Delete a Command from ZSH history 📚
A while ago, I restored this site's production database to a backup captured 24 hours earlier (the reason isn't important). Now in my terminal history,
heroku pg:backups:restore a719 DATABASE_URL -rproduction is just hanging out, ready for me to accidentally smash, sending our production database hurtling back into the past. How do I remove this destructive command from my history?
In my terminal, ZSH, there's a file called
~/.zsh_history, and a similar one for Bash. To remove the command, open that file and remove the entry from the list.
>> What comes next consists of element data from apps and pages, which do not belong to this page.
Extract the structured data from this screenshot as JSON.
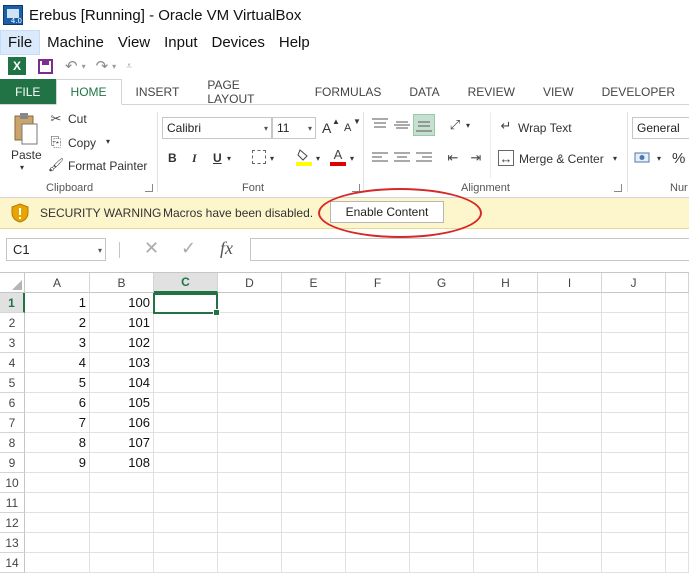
{
  "vbox": {
    "title": "Erebus [Running] - Oracle VM VirtualBox",
    "menu": [
      "File",
      "Machine",
      "View",
      "Input",
      "Devices",
      "Help"
    ]
  },
  "ribbon": {
    "tabs": [
      "FILE",
      "HOME",
      "INSERT",
      "PAGE LAYOUT",
      "FORMULAS",
      "DATA",
      "REVIEW",
      "VIEW",
      "DEVELOPER"
    ],
    "active_tab": "HOME",
    "clipboard": {
      "paste": "Paste",
      "cut": "Cut",
      "copy": "Copy",
      "format_painter": "Format Painter",
      "label": "Clipboard"
    },
    "font": {
      "name": "Calibri",
      "size": "11",
      "label": "Font",
      "bold": "B",
      "italic": "I",
      "underline": "U",
      "grow": "A",
      "shrink": "A",
      "font_color": "A"
    },
    "alignment": {
      "wrap_text": "Wrap Text",
      "merge_center": "Merge & Center",
      "label": "Alignment"
    },
    "number": {
      "format": "General",
      "percent": "%",
      "label": "Nur"
    }
  },
  "security": {
    "title": "SECURITY WARNING",
    "message": "Macros have been disabled.",
    "button": "Enable Content"
  },
  "formula_bar": {
    "name_box": "C1",
    "fx": "fx",
    "value": ""
  },
  "sheet": {
    "columns": [
      "A",
      "B",
      "C",
      "D",
      "E",
      "F",
      "G",
      "H",
      "I",
      "J"
    ],
    "selected_column": "C",
    "selected_row": "1",
    "rows": [
      {
        "num": "1",
        "a": "1",
        "b": "100"
      },
      {
        "num": "2",
        "a": "2",
        "b": "101"
      },
      {
        "num": "3",
        "a": "3",
        "b": "102"
      },
      {
        "num": "4",
        "a": "4",
        "b": "103"
      },
      {
        "num": "5",
        "a": "5",
        "b": "104"
      },
      {
        "num": "6",
        "a": "6",
        "b": "105"
      },
      {
        "num": "7",
        "a": "7",
        "b": "106"
      },
      {
        "num": "8",
        "a": "8",
        "b": "107"
      },
      {
        "num": "9",
        "a": "9",
        "b": "108"
      },
      {
        "num": "10",
        "a": "",
        "b": ""
      },
      {
        "num": "11",
        "a": "",
        "b": ""
      },
      {
        "num": "12",
        "a": "",
        "b": ""
      },
      {
        "num": "13",
        "a": "",
        "b": ""
      },
      {
        "num": "14",
        "a": "",
        "b": ""
      }
    ]
  },
  "colors": {
    "excel_green": "#217346",
    "warning_bg": "#fdf5cc",
    "annotation_red": "#d62828"
  }
}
cat somefile heroku pg:backups:restore a719 DATABASE_URL -rproduction # delete me! ls
Open a new terminal window, and the bad command is gone.
To avoid this situation, consider the following setting (thanks Dillon!):
# ~/.zshrc setopt HIST_IGNORE_SPACE
With this, any command preceded by a space is excluded from history. One could alias a destructive command to itself, preceded by a space, and save themselves a headache. Note a weird bug here: the last command appears in history, even if it should be excluded, until another command is entered. Banish it to the ether by running just an empty space as a command.Tweet